CHCS Brief: Using Medicaid to Pay for Health-Related Supportive Services: Early Lessons
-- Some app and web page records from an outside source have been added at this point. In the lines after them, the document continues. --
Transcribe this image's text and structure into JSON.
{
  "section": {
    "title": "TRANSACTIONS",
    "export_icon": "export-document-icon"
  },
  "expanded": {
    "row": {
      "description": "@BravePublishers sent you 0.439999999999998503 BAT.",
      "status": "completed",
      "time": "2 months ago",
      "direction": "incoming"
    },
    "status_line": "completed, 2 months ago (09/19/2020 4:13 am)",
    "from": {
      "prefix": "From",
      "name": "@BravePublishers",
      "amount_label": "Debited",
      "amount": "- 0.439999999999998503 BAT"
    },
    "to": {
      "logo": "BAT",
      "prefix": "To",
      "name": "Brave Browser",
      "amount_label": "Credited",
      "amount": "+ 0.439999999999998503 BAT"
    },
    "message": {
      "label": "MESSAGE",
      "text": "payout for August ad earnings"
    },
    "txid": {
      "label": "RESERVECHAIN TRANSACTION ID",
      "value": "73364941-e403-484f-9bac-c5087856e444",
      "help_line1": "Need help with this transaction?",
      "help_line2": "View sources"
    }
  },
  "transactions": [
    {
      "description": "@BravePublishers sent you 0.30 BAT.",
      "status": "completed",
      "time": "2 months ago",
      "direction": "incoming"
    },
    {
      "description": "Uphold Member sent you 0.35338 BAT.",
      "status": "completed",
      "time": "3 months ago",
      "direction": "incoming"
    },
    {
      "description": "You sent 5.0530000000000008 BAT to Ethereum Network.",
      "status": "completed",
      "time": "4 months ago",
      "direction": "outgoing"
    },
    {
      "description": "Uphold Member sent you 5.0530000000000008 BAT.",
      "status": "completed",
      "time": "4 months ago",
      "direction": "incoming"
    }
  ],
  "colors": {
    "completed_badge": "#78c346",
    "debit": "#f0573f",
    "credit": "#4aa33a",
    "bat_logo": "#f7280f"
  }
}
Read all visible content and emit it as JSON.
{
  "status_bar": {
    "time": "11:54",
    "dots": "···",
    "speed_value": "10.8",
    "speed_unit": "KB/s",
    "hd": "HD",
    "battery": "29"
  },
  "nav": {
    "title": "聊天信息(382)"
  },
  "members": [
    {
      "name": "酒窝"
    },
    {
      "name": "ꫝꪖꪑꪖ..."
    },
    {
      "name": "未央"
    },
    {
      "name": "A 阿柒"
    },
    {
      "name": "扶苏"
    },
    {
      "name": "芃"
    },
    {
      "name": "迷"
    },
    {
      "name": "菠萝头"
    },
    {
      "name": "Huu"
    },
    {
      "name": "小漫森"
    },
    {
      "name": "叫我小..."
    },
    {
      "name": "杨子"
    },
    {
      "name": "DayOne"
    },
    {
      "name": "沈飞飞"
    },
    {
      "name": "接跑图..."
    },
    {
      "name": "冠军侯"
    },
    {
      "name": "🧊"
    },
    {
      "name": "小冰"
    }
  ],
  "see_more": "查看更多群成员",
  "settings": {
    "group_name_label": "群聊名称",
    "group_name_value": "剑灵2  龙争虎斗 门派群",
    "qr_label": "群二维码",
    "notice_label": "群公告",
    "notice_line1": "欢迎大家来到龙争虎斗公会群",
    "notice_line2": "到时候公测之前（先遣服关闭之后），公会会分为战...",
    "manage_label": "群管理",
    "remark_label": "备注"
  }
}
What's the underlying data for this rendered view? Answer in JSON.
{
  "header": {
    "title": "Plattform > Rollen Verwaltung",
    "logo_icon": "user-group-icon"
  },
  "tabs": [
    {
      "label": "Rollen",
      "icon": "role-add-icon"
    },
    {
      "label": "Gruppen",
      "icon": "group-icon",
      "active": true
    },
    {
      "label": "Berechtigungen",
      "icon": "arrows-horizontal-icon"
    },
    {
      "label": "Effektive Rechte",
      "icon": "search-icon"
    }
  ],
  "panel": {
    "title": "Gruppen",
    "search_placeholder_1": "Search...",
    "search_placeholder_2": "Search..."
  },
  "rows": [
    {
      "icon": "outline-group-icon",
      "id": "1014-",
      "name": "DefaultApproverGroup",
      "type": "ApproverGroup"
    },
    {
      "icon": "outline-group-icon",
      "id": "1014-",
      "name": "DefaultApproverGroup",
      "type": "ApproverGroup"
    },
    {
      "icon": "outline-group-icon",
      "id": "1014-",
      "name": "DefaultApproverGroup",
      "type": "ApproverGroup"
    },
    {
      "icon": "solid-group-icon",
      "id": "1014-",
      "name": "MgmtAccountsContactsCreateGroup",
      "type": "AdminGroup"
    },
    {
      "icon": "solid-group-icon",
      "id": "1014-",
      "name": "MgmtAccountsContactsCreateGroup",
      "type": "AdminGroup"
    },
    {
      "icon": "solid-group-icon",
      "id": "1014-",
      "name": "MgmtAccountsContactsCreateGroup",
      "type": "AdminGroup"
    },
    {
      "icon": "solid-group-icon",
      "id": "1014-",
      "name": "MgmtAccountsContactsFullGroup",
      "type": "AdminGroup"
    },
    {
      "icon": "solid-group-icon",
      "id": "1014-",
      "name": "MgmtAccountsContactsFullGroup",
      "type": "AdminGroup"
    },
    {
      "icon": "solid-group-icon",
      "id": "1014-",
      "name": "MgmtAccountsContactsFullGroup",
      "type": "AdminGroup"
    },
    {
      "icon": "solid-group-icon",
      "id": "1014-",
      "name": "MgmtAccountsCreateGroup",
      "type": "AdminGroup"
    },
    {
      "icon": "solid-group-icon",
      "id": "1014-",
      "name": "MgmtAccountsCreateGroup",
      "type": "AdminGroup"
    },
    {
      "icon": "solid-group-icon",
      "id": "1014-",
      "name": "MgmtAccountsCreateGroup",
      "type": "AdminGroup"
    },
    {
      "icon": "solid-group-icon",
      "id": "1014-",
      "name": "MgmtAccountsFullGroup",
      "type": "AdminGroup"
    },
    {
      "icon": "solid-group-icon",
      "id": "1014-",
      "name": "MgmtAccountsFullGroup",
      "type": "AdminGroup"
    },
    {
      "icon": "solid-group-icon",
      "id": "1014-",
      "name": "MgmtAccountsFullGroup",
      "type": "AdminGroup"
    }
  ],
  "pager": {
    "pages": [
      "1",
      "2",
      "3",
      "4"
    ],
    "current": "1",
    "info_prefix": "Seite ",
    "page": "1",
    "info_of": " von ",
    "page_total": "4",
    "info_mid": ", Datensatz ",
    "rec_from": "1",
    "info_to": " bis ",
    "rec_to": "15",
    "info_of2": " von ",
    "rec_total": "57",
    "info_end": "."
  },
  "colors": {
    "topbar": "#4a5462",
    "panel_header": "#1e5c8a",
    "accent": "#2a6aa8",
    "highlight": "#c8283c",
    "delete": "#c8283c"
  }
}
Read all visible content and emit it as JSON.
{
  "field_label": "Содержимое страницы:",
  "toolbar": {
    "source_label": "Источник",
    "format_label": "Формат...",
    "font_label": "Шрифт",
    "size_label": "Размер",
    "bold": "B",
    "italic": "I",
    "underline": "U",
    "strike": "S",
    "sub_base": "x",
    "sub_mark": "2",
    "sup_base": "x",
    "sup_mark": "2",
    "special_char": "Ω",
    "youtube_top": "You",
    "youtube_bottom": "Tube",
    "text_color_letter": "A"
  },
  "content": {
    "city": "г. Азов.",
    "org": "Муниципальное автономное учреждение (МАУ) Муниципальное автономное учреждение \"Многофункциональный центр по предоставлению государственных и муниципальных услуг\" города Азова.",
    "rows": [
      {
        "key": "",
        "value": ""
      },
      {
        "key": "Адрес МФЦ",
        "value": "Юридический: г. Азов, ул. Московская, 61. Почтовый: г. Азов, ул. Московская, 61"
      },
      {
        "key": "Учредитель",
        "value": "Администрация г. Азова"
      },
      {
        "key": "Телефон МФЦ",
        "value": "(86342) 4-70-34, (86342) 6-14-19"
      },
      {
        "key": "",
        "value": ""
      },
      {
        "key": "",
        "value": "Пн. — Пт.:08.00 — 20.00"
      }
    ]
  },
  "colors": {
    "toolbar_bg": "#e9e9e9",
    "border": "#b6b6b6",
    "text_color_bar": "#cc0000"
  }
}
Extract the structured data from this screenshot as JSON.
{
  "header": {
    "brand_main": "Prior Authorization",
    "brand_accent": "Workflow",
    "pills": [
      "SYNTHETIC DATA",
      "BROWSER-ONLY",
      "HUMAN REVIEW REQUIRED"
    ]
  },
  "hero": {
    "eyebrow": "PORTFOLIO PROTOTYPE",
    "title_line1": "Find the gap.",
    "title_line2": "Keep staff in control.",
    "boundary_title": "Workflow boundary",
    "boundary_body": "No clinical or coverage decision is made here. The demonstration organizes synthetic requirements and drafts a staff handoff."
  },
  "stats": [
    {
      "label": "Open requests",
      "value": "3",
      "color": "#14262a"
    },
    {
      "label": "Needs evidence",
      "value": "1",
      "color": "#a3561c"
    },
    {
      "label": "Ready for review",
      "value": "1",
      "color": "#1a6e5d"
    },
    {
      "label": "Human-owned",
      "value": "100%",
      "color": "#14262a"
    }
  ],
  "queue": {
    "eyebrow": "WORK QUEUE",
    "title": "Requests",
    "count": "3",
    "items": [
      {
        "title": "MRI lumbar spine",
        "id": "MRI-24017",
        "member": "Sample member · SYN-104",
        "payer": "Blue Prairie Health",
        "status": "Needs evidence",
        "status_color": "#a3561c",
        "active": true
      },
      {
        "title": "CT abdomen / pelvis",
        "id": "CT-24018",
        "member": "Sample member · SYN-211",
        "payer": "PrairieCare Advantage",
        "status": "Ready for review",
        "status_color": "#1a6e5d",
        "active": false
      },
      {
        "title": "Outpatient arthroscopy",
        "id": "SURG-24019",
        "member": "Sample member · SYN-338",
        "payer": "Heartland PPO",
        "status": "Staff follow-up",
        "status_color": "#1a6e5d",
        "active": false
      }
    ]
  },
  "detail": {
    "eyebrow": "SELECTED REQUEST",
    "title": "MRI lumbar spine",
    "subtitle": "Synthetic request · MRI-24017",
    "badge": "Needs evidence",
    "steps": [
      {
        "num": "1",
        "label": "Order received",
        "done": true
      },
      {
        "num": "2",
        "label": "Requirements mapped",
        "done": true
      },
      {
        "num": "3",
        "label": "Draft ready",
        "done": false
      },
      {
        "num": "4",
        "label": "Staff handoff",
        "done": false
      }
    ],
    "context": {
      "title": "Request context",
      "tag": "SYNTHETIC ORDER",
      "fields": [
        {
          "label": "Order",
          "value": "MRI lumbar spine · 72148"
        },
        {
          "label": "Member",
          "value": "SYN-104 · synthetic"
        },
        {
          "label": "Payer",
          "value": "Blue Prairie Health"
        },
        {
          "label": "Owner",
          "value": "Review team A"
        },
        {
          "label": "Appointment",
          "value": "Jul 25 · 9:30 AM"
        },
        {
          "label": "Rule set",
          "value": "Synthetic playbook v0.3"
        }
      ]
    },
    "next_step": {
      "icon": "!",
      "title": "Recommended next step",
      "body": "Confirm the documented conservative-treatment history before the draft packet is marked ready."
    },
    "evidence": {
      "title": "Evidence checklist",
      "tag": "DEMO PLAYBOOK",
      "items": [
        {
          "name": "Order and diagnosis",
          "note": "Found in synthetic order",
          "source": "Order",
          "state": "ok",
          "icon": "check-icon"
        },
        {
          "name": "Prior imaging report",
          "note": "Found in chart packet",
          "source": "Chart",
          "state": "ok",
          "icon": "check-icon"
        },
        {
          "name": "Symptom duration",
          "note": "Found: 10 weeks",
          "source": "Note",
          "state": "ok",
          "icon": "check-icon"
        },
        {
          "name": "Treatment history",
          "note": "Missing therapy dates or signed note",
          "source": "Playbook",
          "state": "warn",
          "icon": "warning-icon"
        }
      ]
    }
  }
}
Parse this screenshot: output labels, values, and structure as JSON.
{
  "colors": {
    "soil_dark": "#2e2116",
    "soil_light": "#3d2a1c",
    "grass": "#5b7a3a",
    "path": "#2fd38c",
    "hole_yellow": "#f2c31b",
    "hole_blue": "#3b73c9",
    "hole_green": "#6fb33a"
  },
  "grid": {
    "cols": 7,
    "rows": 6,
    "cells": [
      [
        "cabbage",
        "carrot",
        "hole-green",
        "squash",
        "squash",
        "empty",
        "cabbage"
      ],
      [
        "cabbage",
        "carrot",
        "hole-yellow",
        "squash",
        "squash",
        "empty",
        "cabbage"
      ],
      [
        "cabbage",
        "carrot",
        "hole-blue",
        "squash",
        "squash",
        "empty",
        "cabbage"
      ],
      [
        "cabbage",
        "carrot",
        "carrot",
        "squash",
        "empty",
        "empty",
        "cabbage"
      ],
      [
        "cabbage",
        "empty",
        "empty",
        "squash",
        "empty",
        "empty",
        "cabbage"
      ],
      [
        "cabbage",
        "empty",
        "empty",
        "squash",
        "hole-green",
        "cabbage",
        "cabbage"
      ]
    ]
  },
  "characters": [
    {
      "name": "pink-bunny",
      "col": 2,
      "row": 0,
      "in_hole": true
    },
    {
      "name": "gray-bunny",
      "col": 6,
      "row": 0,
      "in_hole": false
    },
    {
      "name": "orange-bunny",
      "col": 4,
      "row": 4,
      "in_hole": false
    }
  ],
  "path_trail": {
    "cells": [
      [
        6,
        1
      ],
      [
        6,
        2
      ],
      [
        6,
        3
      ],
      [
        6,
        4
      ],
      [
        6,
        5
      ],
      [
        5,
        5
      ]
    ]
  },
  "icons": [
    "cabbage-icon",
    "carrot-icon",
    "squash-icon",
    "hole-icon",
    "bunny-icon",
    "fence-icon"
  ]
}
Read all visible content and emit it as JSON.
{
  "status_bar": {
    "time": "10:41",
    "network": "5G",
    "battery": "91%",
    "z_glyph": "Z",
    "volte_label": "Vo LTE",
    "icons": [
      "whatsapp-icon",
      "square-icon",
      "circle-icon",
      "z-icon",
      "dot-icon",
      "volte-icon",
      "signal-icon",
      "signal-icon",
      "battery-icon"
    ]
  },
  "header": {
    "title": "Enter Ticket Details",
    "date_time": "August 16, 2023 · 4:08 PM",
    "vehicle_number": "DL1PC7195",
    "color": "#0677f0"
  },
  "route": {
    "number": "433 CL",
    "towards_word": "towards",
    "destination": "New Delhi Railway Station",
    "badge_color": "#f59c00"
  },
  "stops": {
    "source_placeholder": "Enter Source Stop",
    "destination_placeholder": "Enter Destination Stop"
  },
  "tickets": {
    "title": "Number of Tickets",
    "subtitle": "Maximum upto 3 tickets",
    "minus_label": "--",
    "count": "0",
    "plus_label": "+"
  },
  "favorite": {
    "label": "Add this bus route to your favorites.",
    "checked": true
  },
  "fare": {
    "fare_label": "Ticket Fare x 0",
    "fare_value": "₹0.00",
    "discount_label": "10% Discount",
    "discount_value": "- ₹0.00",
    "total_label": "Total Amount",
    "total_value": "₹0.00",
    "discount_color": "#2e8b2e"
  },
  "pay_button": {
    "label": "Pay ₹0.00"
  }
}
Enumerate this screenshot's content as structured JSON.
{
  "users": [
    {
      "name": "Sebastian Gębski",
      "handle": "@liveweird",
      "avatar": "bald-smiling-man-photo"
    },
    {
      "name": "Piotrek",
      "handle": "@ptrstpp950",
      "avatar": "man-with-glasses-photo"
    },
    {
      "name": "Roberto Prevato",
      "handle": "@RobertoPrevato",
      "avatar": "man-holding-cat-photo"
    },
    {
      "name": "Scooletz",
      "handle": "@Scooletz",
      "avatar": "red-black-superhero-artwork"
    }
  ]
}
NYAPRS Note: The Center for Health Care Strategies (CHCS) has released a brief that outlines some of the initial lessons learned from a number of states that are testing models, as part of their Medicaid plans, that include supportive services. These services have a positive impact on the social determinants of health, which NYAPRS has long embraced and advocated for as critical components of recovery.   

 

Using Medicaid Resources to Pay for Health-Related Supportive Services: Early Lessons

 

Although 95 percent of the nation's health care spending is for medical services, roughly 50 percent of preventable deaths are attributable to non-medical factors such as social circumstances, environmental issues, and individual behaviors. State policymakers increasingly recognize that addressing the social determinants of health is a critical component for both improving outcomes among Medicaid beneficiaries and reducing health care spending. Accordingly, a number of states are testing models that incorporate supportive services into their Medicaid state plans.

 

This brief, made possible by The Commonwealth Fund, explores innovative state strategies for using Medicaid funds to pay for health-related supportive services. Case studies from four states -- Oregon, Vermont, New York and Massachusetts -- plus a snapshot of Utah's model, examine options for providing supportive services within accountable care organizations, health homes, community care teams, accountable communities for health, and other value-based delivery system reforms, as well as implementation challenges. The brief draws from conversations with Medicaid officials, program directors, community providers and other national experts across the country to inform supportive service payment strategies in additional states. 

 

View the brief >>